App and web page records:
◇ ◇ ◇ ◇ ◇ ◇ ◇

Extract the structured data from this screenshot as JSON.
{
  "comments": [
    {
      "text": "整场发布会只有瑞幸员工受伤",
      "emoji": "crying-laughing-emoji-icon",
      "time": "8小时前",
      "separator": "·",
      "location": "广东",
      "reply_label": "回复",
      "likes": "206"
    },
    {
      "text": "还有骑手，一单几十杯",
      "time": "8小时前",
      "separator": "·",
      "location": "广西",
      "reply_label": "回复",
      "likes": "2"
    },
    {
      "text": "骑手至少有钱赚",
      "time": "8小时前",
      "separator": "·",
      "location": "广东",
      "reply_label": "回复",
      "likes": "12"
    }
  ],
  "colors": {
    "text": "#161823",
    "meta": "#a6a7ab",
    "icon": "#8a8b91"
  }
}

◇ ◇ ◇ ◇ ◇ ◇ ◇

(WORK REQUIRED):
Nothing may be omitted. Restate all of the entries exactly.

(WRITTEN REPLY):
Extract the structured data from this screenshot as JSON.
{
  "comments": [
    {
      "text": "整场发布会只有瑞幸员工受伤",
      "emoji": "crying-laughing-emoji-icon",
      "time": "8小时前",
      "separator": "·",
      "location": "广东",
      "reply_label": "回复",
      "likes": "206"
    },
    {
      "text": "还有骑手，一单几十杯",
      "time": "8小时前",
      "separator": "·",
      "location": "广西",
      "reply_label": "回复",
      "likes": "2"
    },
    {
      "text": "骑手至少有钱赚",
      "time": "8小时前",
      "separator": "·",
      "location": "广东",
      "reply_label": "回复",
      "likes": "12"
    }
  ],
  "colors": {
    "text": "#161823",
    "meta": "#a6a7ab",
    "icon": "#8a8b91"
  }
}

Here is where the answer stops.